**TASK GOAL**:
Each entry should appear in the answer exactly as written.

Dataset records
--------------------
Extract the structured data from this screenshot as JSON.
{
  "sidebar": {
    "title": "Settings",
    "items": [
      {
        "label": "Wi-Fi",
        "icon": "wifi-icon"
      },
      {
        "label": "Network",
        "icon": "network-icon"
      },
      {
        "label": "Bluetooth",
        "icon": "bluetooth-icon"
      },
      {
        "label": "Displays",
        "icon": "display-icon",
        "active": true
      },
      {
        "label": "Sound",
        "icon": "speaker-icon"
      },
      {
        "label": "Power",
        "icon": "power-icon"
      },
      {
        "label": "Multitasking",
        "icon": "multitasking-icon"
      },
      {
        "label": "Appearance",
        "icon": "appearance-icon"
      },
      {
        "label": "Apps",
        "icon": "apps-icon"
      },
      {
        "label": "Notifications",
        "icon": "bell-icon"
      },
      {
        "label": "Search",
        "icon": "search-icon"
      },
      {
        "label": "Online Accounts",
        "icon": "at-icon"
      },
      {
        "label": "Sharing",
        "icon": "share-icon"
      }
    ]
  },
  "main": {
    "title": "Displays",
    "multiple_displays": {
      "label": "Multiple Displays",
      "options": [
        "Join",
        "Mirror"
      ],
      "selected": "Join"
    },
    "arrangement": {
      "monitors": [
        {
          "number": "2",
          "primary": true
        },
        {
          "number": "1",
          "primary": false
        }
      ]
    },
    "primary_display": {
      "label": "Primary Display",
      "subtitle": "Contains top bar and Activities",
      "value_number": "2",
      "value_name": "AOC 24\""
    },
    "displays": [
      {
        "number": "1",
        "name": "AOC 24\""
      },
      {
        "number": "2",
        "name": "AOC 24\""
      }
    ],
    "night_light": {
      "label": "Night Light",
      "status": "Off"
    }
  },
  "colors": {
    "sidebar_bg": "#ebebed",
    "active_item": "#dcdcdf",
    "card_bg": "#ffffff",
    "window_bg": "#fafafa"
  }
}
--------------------
**FINISHED TASK**:
Extract the structured data from this screenshot as JSON.
{
  "sidebar": {
    "title": "Settings",
    "items": [
      {
        "label": "Wi-Fi",
        "icon": "wifi-icon"
      },
      {
        "label": "Network",
        "icon": "network-icon"
      },
      {
        "label": "Bluetooth",
        "icon": "bluetooth-icon"
      },
      {
        "label": "Displays",
        "icon": "display-icon",
        "active": true
      },
      {
        "label": "Sound",
        "icon": "speaker-icon"
      },
      {
        "label": "Power",
        "icon": "power-icon"
      },
      {
        "label": "Multitasking",
        "icon": "multitasking-icon"
      },
      {
        "label": "Appearance",
        "icon": "appearance-icon"
      },
      {
        "label": "Apps",
        "icon": "apps-icon"
      },
      {
        "label": "Notifications",
        "icon": "bell-icon"
      },
      {
        "label": "Search",
        "icon": "search-icon"
      },
      {
        "label": "Online Accounts",
        "icon": "at-icon"
      },
      {
        "label": "Sharing",
        "icon": "share-icon"
      }
    ]
  },
  "main": {
    "title": "Displays",
    "multiple_displays": {
      "label": "Multiple Displays",
      "options": [
        "Join",
        "Mirror"
      ],
      "selected": "Join"
    },
    "arrangement": {
      "monitors": [
        {
          "number": "2",
          "primary": true
        },
        {
          "number": "1",
          "primary": false
        }
      ]
    },
    "primary_display": {
      "label": "Primary Display",
      "subtitle": "Contains top bar and Activities",
      "value_number": "2",
      "value_name": "AOC 24\""
    },
    "displays": [
      {
        "number": "1",
        "name": "AOC 24\""
      },
      {
        "number": "2",
        "name": "AOC 24\""
      }
    ],
    "night_light": {
      "label": "Night Light",
      "status": "Off"
    }
  },
  "colors": {
    "sidebar_bg": "#ebebed",
    "active_item": "#dcdcdf",
    "card_bg": "#ffffff",
    "window_bg": "#fafafa"
  }
}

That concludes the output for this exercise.